* [Work to be completed]:
Your response should consist of the entries below, reproduced exactly and without their images.

----- Record extracts

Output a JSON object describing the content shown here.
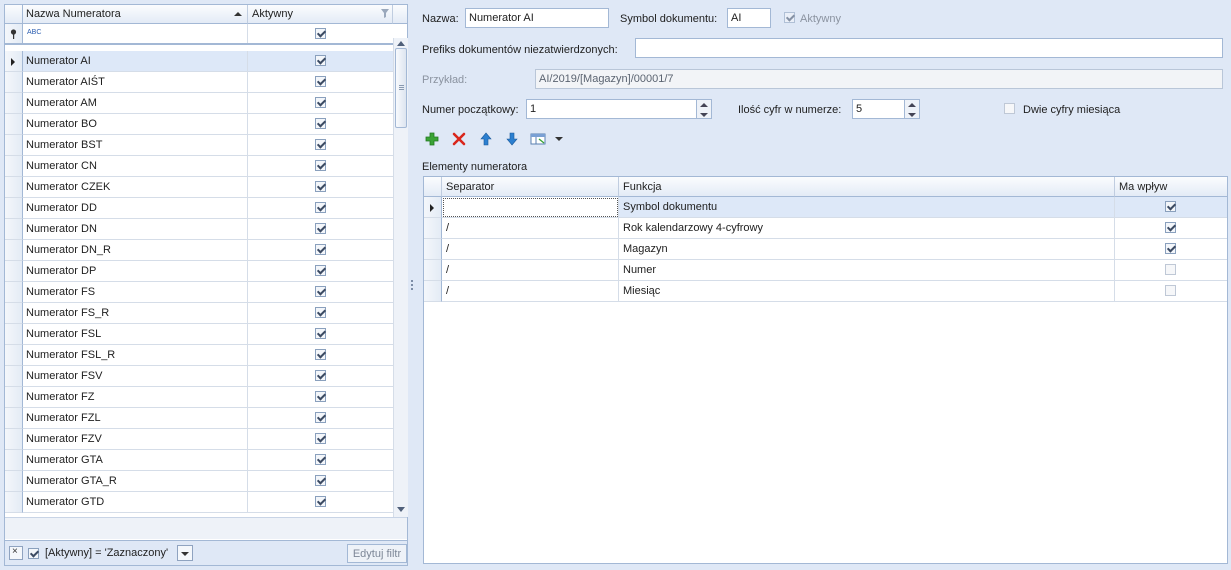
{
  "left_grid": {
    "col_name": "Nazwa Numeratora",
    "col_active": "Aktywny",
    "filter_placeholder": "ABC",
    "rows": [
      {
        "name": "Numerator AI",
        "active": true
      },
      {
        "name": "Numerator AIŚT",
        "active": true
      },
      {
        "name": "Numerator AM",
        "active": true
      },
      {
        "name": "Numerator BO",
        "active": true
      },
      {
        "name": "Numerator BST",
        "active": true
      },
      {
        "name": "Numerator CN",
        "active": true
      },
      {
        "name": "Numerator CZEK",
        "active": true
      },
      {
        "name": "Numerator DD",
        "active": true
      },
      {
        "name": "Numerator DN",
        "active": true
      },
      {
        "name": "Numerator DN_R",
        "active": true
      },
      {
        "name": "Numerator DP",
        "active": true
      },
      {
        "name": "Numerator FS",
        "active": true
      },
      {
        "name": "Numerator FS_R",
        "active": true
      },
      {
        "name": "Numerator FSL",
        "active": true
      },
      {
        "name": "Numerator FSL_R",
        "active": true
      },
      {
        "name": "Numerator FSV",
        "active": true
      },
      {
        "name": "Numerator FZ",
        "active": true
      },
      {
        "name": "Numerator FZL",
        "active": true
      },
      {
        "name": "Numerator FZV",
        "active": true
      },
      {
        "name": "Numerator GTA",
        "active": true
      },
      {
        "name": "Numerator GTA_R",
        "active": true
      },
      {
        "name": "Numerator GTD",
        "active": true
      }
    ],
    "filter_bar": {
      "expression": "[Aktywny] = 'Zaznaczony'",
      "edit_button": "Edytuj filtr"
    }
  },
  "form": {
    "name_label": "Nazwa:",
    "name_value": "Numerator AI",
    "symbol_label": "Symbol dokumentu:",
    "symbol_value": "AI",
    "active_label": "Aktywny",
    "prefix_label": "Prefiks dokumentów niezatwierdzonych:",
    "prefix_value": "",
    "example_label": "Przykład:",
    "example_value": "AI/2019/[Magazyn]/00001/7",
    "start_label": "Numer początkowy:",
    "start_value": "1",
    "digits_label": "Ilość cyfr w numerze:",
    "digits_value": "5",
    "two_digit_month_label": "Dwie cyfry miesiąca",
    "two_digit_month_checked": false
  },
  "toolbar_icons": [
    "add-icon",
    "delete-icon",
    "move-up-icon",
    "move-down-icon",
    "column-chooser-icon"
  ],
  "elements": {
    "title": "Elementy numeratora",
    "col_separator": "Separator",
    "col_function": "Funkcja",
    "col_influence": "Ma wpływ",
    "rows": [
      {
        "separator": "",
        "function": "Symbol dokumentu",
        "influence": true
      },
      {
        "separator": "/",
        "function": "Rok kalendarzowy 4-cyfrowy",
        "influence": true
      },
      {
        "separator": "/",
        "function": "Magazyn",
        "influence": true
      },
      {
        "separator": "/",
        "function": "Numer",
        "influence": false
      },
      {
        "separator": "/",
        "function": "Miesiąc",
        "influence": false
      }
    ]
  },
  "colors": {
    "background": "#dfe8f6",
    "border": "#a3b8d5",
    "selected_row": "#dde8f8",
    "add_green": "#3aa335",
    "delete_red": "#d9261c",
    "arrow_blue": "#2c7fd0"
  }
}
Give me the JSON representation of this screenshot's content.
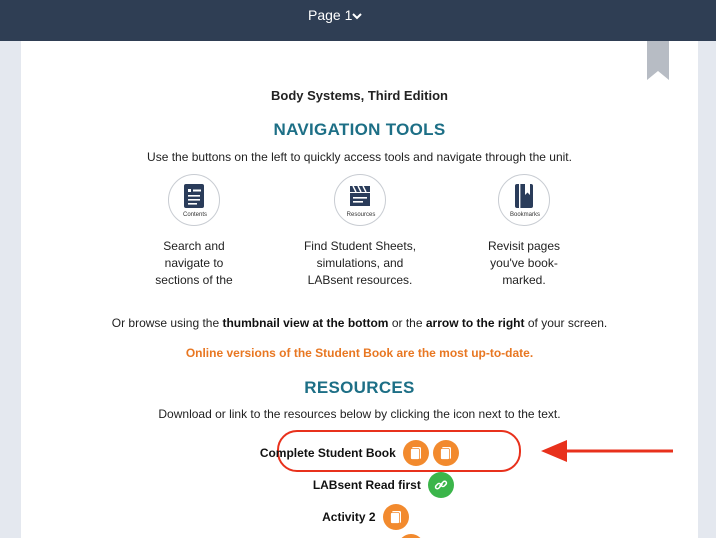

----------

* [Finished exercise]:
Output a JSON object describing the content shown here.
{
  "left_grid": {
    "col_name": "Nazwa Numeratora",
    "col_active": "Aktywny",
    "filter_placeholder": "ABC",
    "rows": [
      {
        "name": "Numerator AI",
        "active": true
      },
      {
        "name": "Numerator AIŚT",
        "active": true
      },
      {
        "name": "Numerator AM",
        "active": true
      },
      {
        "name": "Numerator BO",
        "active": true
      },
      {
        "name": "Numerator BST",
        "active": true
      },
      {
        "name": "Numerator CN",
        "active": true
      },
      {
        "name": "Numerator CZEK",
        "active": true
      },
      {
        "name": "Numerator DD",
        "active": true
      },
      {
        "name": "Numerator DN",
        "active": true
      },
      {
        "name": "Numerator DN_R",
        "active": true
      },
      {
        "name": "Numerator DP",
        "active": true
      },
      {
        "name": "Numerator FS",
        "active": true
      },
      {
        "name": "Numerator FS_R",
        "active": true
      },
      {
        "name": "Numerator FSL",
        "active": true
      },
      {
        "name": "Numerator FSL_R",
        "active": true
      },
      {
        "name": "Numerator FSV",
        "active": true
      },
      {
        "name": "Numerator FZ",
        "active": true
      },
      {
        "name": "Numerator FZL",
        "active": true
      },
      {
        "name": "Numerator FZV",
        "active": true
      },
      {
        "name": "Numerator GTA",
        "active": true
      },
      {
        "name": "Numerator GTA_R",
        "active": true
      },
      {
        "name": "Numerator GTD",
        "active": true
      }
    ],
    "filter_bar": {
      "expression": "[Aktywny] = 'Zaznaczony'",
      "edit_button": "Edytuj filtr"
    }
  },
  "form": {
    "name_label": "Nazwa:",
    "name_value": "Numerator AI",
    "symbol_label": "Symbol dokumentu:",
    "symbol_value": "AI",
    "active_label": "Aktywny",
    "prefix_label": "Prefiks dokumentów niezatwierdzonych:",
    "prefix_value": "",
    "example_label": "Przykład:",
    "example_value": "AI/2019/[Magazyn]/00001/7",
    "start_label": "Numer początkowy:",
    "start_value": "1",
    "digits_label": "Ilość cyfr w numerze:",
    "digits_value": "5",
    "two_digit_month_label": "Dwie cyfry miesiąca",
    "two_digit_month_checked": false
  },
  "toolbar_icons": [
    "add-icon",
    "delete-icon",
    "move-up-icon",
    "move-down-icon",
    "column-chooser-icon"
  ],
  "elements": {
    "title": "Elementy numeratora",
    "col_separator": "Separator",
    "col_function": "Funkcja",
    "col_influence": "Ma wpływ",
    "rows": [
      {
        "separator": "",
        "function": "Symbol dokumentu",
        "influence": true
      },
      {
        "separator": "/",
        "function": "Rok kalendarzowy 4-cyfrowy",
        "influence": true
      },
      {
        "separator": "/",
        "function": "Magazyn",
        "influence": true
      },
      {
        "separator": "/",
        "function": "Numer",
        "influence": false
      },
      {
        "separator": "/",
        "function": "Miesiąc",
        "influence": false
      }
    ]
  },
  "colors": {
    "background": "#dfe8f6",
    "border": "#a3b8d5",
    "selected_row": "#dde8f8",
    "add_green": "#3aa335",
    "delete_red": "#d9261c",
    "arrow_blue": "#2c7fd0"
  }
}
Give me the JSON representation of this screenshot's content.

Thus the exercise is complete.